* _Exercise aim_: Return the records below exactly as they are written.

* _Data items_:
□ □ □ □ □ □ □
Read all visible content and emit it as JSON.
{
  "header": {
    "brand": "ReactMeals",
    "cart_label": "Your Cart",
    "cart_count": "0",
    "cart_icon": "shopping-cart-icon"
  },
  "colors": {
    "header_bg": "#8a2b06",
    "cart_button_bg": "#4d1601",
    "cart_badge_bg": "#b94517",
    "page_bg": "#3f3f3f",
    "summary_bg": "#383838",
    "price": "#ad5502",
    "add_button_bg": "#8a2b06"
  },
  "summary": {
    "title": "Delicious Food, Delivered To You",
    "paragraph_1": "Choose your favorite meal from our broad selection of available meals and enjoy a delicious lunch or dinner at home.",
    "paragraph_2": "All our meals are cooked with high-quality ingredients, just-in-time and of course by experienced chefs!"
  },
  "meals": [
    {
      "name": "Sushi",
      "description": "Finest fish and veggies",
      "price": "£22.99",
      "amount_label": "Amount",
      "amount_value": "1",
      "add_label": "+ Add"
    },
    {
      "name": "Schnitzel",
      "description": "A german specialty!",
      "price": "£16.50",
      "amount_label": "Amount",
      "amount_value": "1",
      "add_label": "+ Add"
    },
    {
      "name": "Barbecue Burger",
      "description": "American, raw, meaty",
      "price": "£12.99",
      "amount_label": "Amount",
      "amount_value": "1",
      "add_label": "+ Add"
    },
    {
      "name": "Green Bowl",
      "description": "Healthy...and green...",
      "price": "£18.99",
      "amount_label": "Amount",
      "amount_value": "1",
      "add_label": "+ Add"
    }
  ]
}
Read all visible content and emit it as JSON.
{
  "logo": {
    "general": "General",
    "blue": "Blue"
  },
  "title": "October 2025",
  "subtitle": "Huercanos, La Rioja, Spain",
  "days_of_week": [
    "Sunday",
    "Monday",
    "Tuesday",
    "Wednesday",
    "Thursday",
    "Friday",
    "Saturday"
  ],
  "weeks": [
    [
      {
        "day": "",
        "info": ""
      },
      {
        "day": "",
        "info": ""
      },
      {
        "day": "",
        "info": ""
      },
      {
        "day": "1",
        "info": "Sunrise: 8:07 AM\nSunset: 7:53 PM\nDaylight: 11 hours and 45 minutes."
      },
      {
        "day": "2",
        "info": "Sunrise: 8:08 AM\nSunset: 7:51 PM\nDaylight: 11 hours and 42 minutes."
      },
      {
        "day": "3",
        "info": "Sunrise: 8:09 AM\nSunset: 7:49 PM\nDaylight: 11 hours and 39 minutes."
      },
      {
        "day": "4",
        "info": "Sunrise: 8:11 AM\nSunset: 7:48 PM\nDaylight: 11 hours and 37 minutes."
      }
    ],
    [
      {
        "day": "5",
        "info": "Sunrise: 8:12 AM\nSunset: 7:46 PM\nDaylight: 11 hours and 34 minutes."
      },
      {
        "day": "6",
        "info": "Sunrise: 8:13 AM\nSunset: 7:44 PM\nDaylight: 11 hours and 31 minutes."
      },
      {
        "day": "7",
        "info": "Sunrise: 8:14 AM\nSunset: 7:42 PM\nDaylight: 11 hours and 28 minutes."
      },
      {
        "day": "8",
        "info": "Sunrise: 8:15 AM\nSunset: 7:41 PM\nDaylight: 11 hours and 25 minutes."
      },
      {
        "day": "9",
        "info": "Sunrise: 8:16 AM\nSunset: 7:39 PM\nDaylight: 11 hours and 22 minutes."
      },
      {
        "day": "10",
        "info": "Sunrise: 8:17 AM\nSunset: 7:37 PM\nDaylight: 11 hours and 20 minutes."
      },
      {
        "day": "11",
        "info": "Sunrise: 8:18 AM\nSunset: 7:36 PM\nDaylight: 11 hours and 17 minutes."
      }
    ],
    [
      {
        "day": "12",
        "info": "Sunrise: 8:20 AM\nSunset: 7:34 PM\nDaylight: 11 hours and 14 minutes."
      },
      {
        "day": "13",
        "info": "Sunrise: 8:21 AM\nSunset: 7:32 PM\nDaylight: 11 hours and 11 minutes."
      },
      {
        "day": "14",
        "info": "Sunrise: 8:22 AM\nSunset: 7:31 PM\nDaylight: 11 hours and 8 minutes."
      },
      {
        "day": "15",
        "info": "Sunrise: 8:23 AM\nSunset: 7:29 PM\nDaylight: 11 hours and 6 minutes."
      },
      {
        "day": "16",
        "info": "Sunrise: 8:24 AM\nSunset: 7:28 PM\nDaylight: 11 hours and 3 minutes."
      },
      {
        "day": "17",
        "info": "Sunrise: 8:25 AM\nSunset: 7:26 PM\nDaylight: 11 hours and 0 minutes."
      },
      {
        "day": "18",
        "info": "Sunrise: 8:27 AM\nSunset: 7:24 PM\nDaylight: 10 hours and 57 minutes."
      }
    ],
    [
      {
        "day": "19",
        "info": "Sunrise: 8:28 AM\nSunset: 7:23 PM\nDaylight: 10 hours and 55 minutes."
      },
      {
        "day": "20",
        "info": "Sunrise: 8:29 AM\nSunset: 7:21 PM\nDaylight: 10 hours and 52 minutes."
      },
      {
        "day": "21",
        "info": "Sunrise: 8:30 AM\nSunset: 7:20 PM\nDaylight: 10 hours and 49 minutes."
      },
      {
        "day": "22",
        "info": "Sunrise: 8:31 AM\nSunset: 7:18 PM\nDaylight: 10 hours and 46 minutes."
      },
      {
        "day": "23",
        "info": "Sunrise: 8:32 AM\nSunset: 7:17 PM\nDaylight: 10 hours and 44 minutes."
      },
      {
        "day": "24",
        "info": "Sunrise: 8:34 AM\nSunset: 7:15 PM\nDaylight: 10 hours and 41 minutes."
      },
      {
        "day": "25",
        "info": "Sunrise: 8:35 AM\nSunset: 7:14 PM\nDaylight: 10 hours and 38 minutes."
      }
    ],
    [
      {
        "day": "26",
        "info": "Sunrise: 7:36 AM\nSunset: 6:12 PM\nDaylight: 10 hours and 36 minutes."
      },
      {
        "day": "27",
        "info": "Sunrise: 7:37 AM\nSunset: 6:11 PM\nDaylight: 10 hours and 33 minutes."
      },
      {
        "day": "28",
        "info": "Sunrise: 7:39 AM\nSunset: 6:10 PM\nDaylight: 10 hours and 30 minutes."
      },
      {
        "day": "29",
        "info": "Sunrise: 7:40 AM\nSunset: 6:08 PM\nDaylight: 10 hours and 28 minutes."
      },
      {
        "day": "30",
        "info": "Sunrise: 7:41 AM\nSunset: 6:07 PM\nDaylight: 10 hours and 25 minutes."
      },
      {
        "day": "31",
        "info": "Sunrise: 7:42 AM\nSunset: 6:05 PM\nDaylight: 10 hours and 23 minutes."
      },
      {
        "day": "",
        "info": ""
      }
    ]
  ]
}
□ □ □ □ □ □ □
* _Written solution_:
Read all visible content and emit it as JSON.
{
  "header": {
    "brand": "ReactMeals",
    "cart_label": "Your Cart",
    "cart_count": "0",
    "cart_icon": "shopping-cart-icon"
  },
  "colors": {
    "header_bg": "#8a2b06",
    "cart_button_bg": "#4d1601",
    "cart_badge_bg": "#b94517",
    "page_bg": "#3f3f3f",
    "summary_bg": "#383838",
    "price": "#ad5502",
    "add_button_bg": "#8a2b06"
  },
  "summary": {
    "title": "Delicious Food, Delivered To You",
    "paragraph_1": "Choose your favorite meal from our broad selection of available meals and enjoy a delicious lunch or dinner at home.",
    "paragraph_2": "All our meals are cooked with high-quality ingredients, just-in-time and of course by experienced chefs!"
  },
  "meals": [
    {
      "name": "Sushi",
      "description": "Finest fish and veggies",
      "price": "£22.99",
      "amount_label": "Amount",
      "amount_value": "1",
      "add_label": "+ Add"
    },
    {
      "name": "Schnitzel",
      "description": "A german specialty!",
      "price": "£16.50",
      "amount_label": "Amount",
      "amount_value": "1",
      "add_label": "+ Add"
    },
    {
      "name": "Barbecue Burger",
      "description": "American, raw, meaty",
      "price": "£12.99",
      "amount_label": "Amount",
      "amount_value": "1",
      "add_label": "+ Add"
    },
    {
      "name": "Green Bowl",
      "description": "Healthy...and green...",
      "price": "£18.99",
      "amount_label": "Amount",
      "amount_value": "1",
      "add_label": "+ Add"
    }
  ]
}
Read all visible content and emit it as JSON.
{
  "logo": {
    "general": "General",
    "blue": "Blue"
  },
  "title": "October 2025",
  "subtitle": "Huercanos, La Rioja, Spain",
  "days_of_week": [
    "Sunday",
    "Monday",
    "Tuesday",
    "Wednesday",
    "Thursday",
    "Friday",
    "Saturday"
  ],
  "weeks": [
    [
      {
        "day": "",
        "info": ""
      },
      {
        "day": "",
        "info": ""
      },
      {
        "day": "",
        "info": ""
      },
      {
        "day": "1",
        "info": "Sunrise: 8:07 AM\nSunset: 7:53 PM\nDaylight: 11 hours and 45 minutes."
      },
      {
        "day": "2",
        "info": "Sunrise: 8:08 AM\nSunset: 7:51 PM\nDaylight: 11 hours and 42 minutes."
      },
      {
        "day": "3",
        "info": "Sunrise: 8:09 AM\nSunset: 7:49 PM\nDaylight: 11 hours and 39 minutes."
      },
      {
        "day": "4",
        "info": "Sunrise: 8:11 AM\nSunset: 7:48 PM\nDaylight: 11 hours and 37 minutes."
      }
    ],
    [
      {
        "day": "5",
        "info": "Sunrise: 8:12 AM\nSunset: 7:46 PM\nDaylight: 11 hours and 34 minutes."
      },
      {
        "day": "6",
        "info": "Sunrise: 8:13 AM\nSunset: 7:44 PM\nDaylight: 11 hours and 31 minutes."
      },
      {
        "day": "7",
        "info": "Sunrise: 8:14 AM\nSunset: 7:42 PM\nDaylight: 11 hours and 28 minutes."
      },
      {
        "day": "8",
        "info": "Sunrise: 8:15 AM\nSunset: 7:41 PM\nDaylight: 11 hours and 25 minutes."
      },
      {
        "day": "9",
        "info": "Sunrise: 8:16 AM\nSunset: 7:39 PM\nDaylight: 11 hours and 22 minutes."
      },
      {
        "day": "10",
        "info": "Sunrise: 8:17 AM\nSunset: 7:37 PM\nDaylight: 11 hours and 20 minutes."
      },
      {
        "day": "11",
        "info": "Sunrise: 8:18 AM\nSunset: 7:36 PM\nDaylight: 11 hours and 17 minutes."
      }
    ],
    [
      {
        "day": "12",
        "info": "Sunrise: 8:20 AM\nSunset: 7:34 PM\nDaylight: 11 hours and 14 minutes."
      },
      {
        "day": "13",
        "info": "Sunrise: 8:21 AM\nSunset: 7:32 PM\nDaylight: 11 hours and 11 minutes."
      },
      {
        "day": "14",
        "info": "Sunrise: 8:22 AM\nSunset: 7:31 PM\nDaylight: 11 hours and 8 minutes."
      },
      {
        "day": "15",
        "info": "Sunrise: 8:23 AM\nSunset: 7:29 PM\nDaylight: 11 hours and 6 minutes."
      },
      {
        "day": "16",
        "info": "Sunrise: 8:24 AM\nSunset: 7:28 PM\nDaylight: 11 hours and 3 minutes."
      },
      {
        "day": "17",
        "info": "Sunrise: 8:25 AM\nSunset: 7:26 PM\nDaylight: 11 hours and 0 minutes."
      },
      {
        "day": "18",
        "info": "Sunrise: 8:27 AM\nSunset: 7:24 PM\nDaylight: 10 hours and 57 minutes."
      }
    ],
    [
      {
        "day": "19",
        "info": "Sunrise: 8:28 AM\nSunset: 7:23 PM\nDaylight: 10 hours and 55 minutes."
      },
      {
        "day": "20",
        "info": "Sunrise: 8:29 AM\nSunset: 7:21 PM\nDaylight: 10 hours and 52 minutes."
      },
      {
        "day": "21",
        "info": "Sunrise: 8:30 AM\nSunset: 7:20 PM\nDaylight: 10 hours and 49 minutes."
      },
      {
        "day": "22",
        "info": "Sunrise: 8:31 AM\nSunset: 7:18 PM\nDaylight: 10 hours and 46 minutes."
      },
      {
        "day": "23",
        "info": "Sunrise: 8:32 AM\nSunset: 7:17 PM\nDaylight: 10 hours and 44 minutes."
      },
      {
        "day": "24",
        "info": "Sunrise: 8:34 AM\nSunset: 7:15 PM\nDaylight: 10 hours and 41 minutes."
      },
      {
        "day": "25",
        "info": "Sunrise: 8:35 AM\nSunset: 7:14 PM\nDaylight: 10 hours and 38 minutes."
      }
    ],
    [
      {
        "day": "26",
        "info": "Sunrise: 7:36 AM\nSunset: 6:12 PM\nDaylight: 10 hours and 36 minutes."
      },
      {
        "day": "27",
        "info": "Sunrise: 7:37 AM\nSunset: 6:11 PM\nDaylight: 10 hours and 33 minutes."
      },
      {
        "day": "28",
        "info": "Sunrise: 7:39 AM\nSunset: 6:10 PM\nDaylight: 10 hours and 30 minutes."
      },
      {
        "day": "29",
        "info": "Sunrise: 7:40 AM\nSunset: 6:08 PM\nDaylight: 10 hours and 28 minutes."
      },
      {
        "day": "30",
        "info": "Sunrise: 7:41 AM\nSunset: 6:07 PM\nDaylight: 10 hours and 25 minutes."
      },
      {
        "day": "31",
        "info": "Sunrise: 7:42 AM\nSunset: 6:05 PM\nDaylight: 10 hours and 23 minutes."
      },
      {
        "day": "",
        "info": ""
      }
    ]
  ]
}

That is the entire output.